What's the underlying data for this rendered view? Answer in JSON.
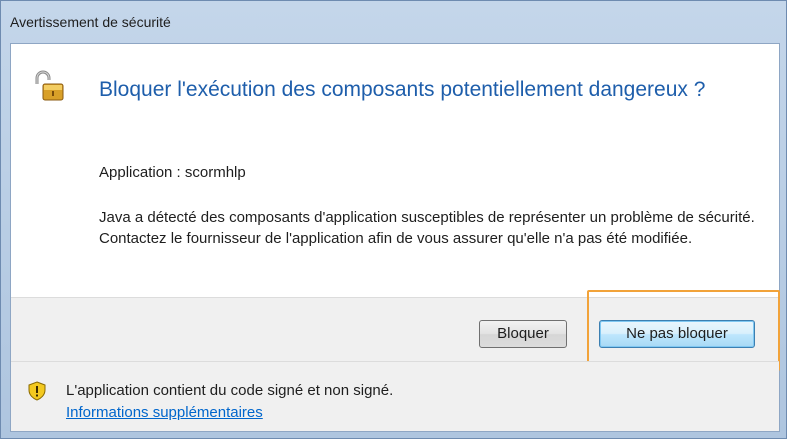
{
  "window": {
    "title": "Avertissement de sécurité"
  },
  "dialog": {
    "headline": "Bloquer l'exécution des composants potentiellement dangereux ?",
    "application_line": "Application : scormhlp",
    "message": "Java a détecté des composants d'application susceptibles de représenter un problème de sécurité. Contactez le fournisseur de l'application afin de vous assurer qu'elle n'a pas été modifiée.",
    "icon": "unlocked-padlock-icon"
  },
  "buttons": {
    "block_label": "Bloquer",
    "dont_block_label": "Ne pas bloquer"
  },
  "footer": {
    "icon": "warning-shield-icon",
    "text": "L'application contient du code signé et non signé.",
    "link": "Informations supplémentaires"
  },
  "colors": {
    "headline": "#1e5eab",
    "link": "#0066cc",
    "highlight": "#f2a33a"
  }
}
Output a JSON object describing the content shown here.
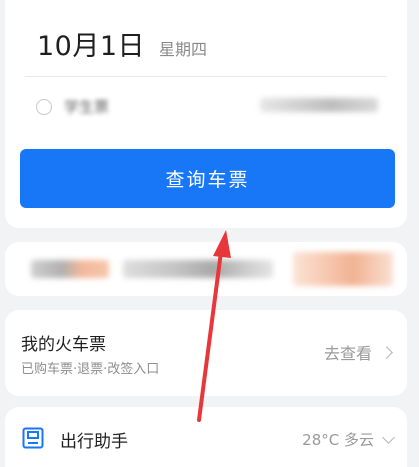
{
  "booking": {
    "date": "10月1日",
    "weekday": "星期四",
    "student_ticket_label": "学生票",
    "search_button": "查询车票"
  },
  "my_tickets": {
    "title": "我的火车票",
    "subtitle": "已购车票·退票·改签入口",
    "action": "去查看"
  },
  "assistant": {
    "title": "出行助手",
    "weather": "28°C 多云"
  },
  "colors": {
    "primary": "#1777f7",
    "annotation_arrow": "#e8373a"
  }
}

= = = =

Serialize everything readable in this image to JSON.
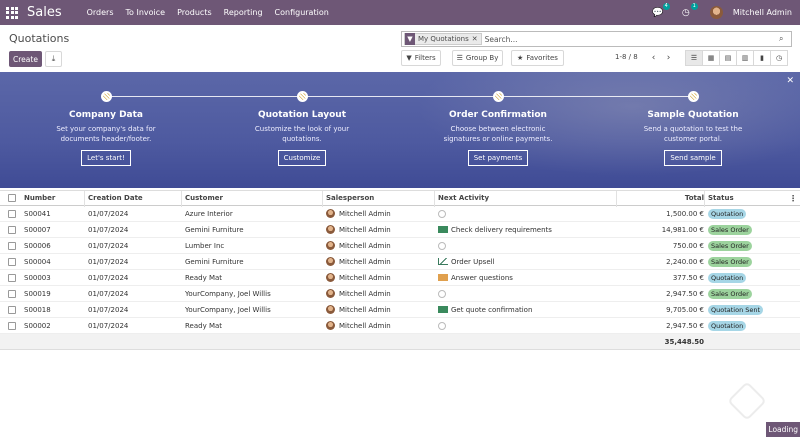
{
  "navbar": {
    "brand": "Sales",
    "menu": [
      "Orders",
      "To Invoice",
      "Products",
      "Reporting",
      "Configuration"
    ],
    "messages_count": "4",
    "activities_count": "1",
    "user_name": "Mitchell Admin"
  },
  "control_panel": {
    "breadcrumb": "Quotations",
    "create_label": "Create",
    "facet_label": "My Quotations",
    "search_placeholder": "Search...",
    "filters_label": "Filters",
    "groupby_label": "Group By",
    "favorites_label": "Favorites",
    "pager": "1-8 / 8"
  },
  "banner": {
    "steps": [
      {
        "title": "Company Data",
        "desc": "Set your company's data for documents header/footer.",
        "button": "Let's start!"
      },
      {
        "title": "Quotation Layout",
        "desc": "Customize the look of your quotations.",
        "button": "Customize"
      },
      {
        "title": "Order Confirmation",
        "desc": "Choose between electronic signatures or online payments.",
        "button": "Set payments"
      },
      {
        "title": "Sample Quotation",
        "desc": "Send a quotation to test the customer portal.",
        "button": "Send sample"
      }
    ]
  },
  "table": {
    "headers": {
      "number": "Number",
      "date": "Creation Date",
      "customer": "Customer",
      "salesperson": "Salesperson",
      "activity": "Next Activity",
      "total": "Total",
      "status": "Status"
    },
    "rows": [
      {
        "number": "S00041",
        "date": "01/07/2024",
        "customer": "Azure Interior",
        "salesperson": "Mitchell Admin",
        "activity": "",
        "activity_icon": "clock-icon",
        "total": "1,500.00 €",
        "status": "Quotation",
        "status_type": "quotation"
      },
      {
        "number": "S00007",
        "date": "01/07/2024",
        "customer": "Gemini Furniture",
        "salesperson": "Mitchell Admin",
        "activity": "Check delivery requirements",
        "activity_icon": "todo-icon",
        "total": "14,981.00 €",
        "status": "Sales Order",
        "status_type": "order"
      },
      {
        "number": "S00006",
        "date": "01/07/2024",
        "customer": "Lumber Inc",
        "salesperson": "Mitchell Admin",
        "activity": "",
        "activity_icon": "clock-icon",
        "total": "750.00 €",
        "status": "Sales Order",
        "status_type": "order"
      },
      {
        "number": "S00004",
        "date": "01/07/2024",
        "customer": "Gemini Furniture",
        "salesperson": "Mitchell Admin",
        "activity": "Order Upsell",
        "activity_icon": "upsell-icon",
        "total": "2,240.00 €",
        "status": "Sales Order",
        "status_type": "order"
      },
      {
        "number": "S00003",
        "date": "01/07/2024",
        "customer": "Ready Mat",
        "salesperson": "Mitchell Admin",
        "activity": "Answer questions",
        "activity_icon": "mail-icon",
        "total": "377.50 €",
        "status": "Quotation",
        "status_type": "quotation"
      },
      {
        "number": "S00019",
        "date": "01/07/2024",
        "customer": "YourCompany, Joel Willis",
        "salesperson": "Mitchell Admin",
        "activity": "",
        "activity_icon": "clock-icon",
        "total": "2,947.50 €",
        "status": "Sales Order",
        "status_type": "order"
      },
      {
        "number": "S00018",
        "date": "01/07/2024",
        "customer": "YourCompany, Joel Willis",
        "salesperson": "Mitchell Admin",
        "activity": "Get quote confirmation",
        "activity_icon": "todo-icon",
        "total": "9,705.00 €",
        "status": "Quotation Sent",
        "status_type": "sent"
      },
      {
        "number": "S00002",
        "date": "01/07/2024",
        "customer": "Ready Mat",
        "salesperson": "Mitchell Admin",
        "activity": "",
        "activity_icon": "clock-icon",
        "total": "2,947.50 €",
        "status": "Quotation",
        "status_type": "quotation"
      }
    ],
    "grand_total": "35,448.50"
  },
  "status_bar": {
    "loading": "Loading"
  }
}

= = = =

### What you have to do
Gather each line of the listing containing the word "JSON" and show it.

### Result
What's the underlying data for this rendered view? Answer in JSON.
Output a JSON object describing the content shown here.
Serialize everything readable in this image to JSON.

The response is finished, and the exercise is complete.